AKUSHERSTVO I GINEKOLOGIIA. 1984 Jul; (7):3-6.The WHO Special Program on Human reproduction was established in 1972 to coordinate international research on birth control, family planning, development of effective methods of contraception, and treatments for disorders of the human reproductive system. The Program's main objectives are: implementation of family planning programs at primary health care facilities, evaluation of the safety and effectiveness of existing birth control methods, development of new birth control methods, and development of new methods of sterility treatment. In order to attain these goals, the Program forth 3 major tasks for international research: 1) psychosociological aspects of family planning, 2) birth control methods, and 3) studies on sterility. Since most of the participating nations belong to the 3rd World, the Program is focused on human reproduction in developing countries. The USSR plays an important role in the WHO Special Program on Human reproduction. A WHO Paticipating Center has been established at the All-Union Center for Maternal and Child Care in Moscow. Soviet research concentrates on 3 major areas: diagnosis and treatment of female sterility, endocrinological aspects of contraception, and birth control prostaglandins.
Geneva, WHO, 1984 Dec. ix, 152 p.88 recommendations were formulated by the International Conference on Population held in Mexico City in 1984. 4 of these dealt specifically with research requirements in the population field and are reproduced in this report in their entirety. As a result of the changing perspectives and requirements of the scientific fields in which the Special Program of Research, Development and Research Training in Human Reproduction operates and taking into account the various suggestions resulting from recent reviews of the Program, several new developments have occurred. First is the attempt to distinguish more clearly between activities related to research and development and those related to resources for research. These 2 distinct but closely connected activities will be reorganized to interact in a complementary fashion. In the research and development component, the most notable changes relate to the creation of new Task Forces on the Safety and Efficacy of Fertility Regulating Methods and on Behavioral and Social Determinants of Fertility Regulation. The Program has been actively promoting coordination with other programs which support and conduct research in human reproduction. The research and development section of this report provides a technical review of the activities and plans of the various task forces, covering the following: new and improved methods of fertility regulation (long-acting systemic methods, oral contraceptives, post-ovulatory methods, IUDs, vaccines, plants, male methods, female sterilization, and natural methods), safety and efficacy of fertility regulating methods, infertility, and service and psychosocial research.
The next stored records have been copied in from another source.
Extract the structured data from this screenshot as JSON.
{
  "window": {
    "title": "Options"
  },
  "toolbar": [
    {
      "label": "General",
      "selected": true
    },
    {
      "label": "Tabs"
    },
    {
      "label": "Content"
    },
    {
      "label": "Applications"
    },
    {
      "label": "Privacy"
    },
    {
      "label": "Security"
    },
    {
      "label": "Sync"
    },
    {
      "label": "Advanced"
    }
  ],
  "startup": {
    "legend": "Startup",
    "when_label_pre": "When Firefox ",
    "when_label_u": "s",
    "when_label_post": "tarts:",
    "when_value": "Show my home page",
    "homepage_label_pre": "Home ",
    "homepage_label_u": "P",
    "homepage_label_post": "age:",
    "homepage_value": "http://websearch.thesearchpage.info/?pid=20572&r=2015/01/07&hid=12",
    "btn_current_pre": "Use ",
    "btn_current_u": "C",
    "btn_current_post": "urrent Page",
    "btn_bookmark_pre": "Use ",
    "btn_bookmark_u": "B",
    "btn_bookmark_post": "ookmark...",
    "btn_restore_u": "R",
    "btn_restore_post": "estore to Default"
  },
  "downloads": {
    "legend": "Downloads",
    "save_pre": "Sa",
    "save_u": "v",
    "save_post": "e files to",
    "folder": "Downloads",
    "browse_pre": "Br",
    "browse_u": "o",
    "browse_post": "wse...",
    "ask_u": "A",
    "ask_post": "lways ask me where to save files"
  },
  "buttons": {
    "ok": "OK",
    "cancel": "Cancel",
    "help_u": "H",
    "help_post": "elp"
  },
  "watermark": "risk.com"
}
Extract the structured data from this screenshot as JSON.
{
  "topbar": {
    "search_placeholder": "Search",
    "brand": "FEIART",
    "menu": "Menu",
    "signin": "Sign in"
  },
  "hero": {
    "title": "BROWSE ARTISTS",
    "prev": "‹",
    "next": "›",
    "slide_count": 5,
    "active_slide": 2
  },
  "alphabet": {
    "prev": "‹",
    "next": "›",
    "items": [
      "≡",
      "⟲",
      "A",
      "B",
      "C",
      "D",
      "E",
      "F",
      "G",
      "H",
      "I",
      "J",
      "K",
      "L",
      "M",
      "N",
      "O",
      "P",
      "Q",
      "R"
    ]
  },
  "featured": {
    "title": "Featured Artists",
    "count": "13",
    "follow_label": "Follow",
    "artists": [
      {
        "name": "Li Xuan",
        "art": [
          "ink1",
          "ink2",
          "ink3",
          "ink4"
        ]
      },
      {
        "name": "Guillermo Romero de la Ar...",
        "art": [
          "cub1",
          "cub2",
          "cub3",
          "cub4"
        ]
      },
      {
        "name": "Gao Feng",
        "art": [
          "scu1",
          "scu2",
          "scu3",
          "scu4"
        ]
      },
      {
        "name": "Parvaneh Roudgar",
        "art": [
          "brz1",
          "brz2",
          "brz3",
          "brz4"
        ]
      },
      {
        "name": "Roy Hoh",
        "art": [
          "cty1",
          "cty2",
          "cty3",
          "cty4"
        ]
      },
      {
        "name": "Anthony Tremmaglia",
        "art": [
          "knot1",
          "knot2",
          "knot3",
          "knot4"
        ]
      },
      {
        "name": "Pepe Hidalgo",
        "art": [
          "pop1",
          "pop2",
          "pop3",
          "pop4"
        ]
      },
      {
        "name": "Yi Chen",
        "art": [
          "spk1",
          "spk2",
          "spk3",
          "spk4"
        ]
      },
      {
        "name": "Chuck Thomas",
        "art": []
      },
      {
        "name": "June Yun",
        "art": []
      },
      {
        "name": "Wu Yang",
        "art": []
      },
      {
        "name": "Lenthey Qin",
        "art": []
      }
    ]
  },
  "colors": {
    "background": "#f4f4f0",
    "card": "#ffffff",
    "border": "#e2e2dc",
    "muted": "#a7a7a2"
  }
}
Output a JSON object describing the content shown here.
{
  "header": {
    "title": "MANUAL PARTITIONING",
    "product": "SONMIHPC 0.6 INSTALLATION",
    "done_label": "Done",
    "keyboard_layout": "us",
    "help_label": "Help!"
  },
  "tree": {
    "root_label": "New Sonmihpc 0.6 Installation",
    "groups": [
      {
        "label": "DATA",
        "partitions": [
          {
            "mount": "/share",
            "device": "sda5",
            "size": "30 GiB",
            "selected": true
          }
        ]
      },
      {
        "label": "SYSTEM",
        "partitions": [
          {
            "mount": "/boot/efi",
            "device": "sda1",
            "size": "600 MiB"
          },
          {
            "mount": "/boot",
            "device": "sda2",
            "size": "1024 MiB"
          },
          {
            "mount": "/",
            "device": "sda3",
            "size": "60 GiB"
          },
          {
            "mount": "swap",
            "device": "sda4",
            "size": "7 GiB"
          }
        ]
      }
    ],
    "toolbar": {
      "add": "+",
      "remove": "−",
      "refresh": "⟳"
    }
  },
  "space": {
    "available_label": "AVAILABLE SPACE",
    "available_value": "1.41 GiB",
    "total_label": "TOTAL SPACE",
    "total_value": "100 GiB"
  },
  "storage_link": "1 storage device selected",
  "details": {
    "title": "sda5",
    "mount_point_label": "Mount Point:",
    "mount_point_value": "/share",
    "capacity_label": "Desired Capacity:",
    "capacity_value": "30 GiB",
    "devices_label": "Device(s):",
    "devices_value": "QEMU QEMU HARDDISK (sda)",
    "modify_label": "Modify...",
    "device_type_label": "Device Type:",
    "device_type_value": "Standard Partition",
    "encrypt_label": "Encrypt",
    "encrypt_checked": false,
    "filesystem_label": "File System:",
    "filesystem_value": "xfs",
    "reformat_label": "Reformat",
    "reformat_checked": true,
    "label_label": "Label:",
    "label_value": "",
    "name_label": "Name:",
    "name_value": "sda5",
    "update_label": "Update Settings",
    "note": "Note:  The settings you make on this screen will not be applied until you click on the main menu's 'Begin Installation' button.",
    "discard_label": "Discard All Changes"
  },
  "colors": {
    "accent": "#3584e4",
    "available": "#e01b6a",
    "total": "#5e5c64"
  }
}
The section devoted to resources for research describes some features of the network of centers, reviews the Program's institution strengthening activities in the different regions, and also considers research training and the program of standardization and quality control of laboratory procedures. The section covering special issues in drug development focuses on relations with industry, patents, and the role of the Special Program in the drug regulatory process.
London, England, IPPF, 1984 May. ii, 59 p.The Bellagio consultation was held in July, 1983 on the initiative of the Programme Committee of International Medical Advisory Panel to consider more closely what the needs of adolescents are and what more should be done to meet them. Participants from several countries--within and outside of IPPF--were invited. Before the Consultation, participants exchanged information, experience and ideas in writing as a basis for their discussion. 3 topics were focused on: 1) needs and problems; 2) information, education, and counselling; and 3) reproductive health management. An action plan for the next 3 to 5 years was drawn up. It offers broad suggestions about the kind of activities that would be appropriate for family planning associations and IPPF to take. Adolescents all over the world are in need of much better education and health care related to fertility, these are not the same in each society. A comprehensive approach to adolescent needs is favored. The recommendations form part of a broad discussion about how adolescents can best be helped to behave responsibly. Adolescent fertility has implications for health, psychological, social and economic well being. General program and operational guidelines are given, as are 8 areas for action: 1) creation of awareness and advocacy; 2) youth leadership and participation in adolescent programs; 3) information and education; 4) counseling; 5) fertility-related services; 6) sharing of experience, information and resources; 7) training and skill development; and 8) research. A list of participants and background papers is given.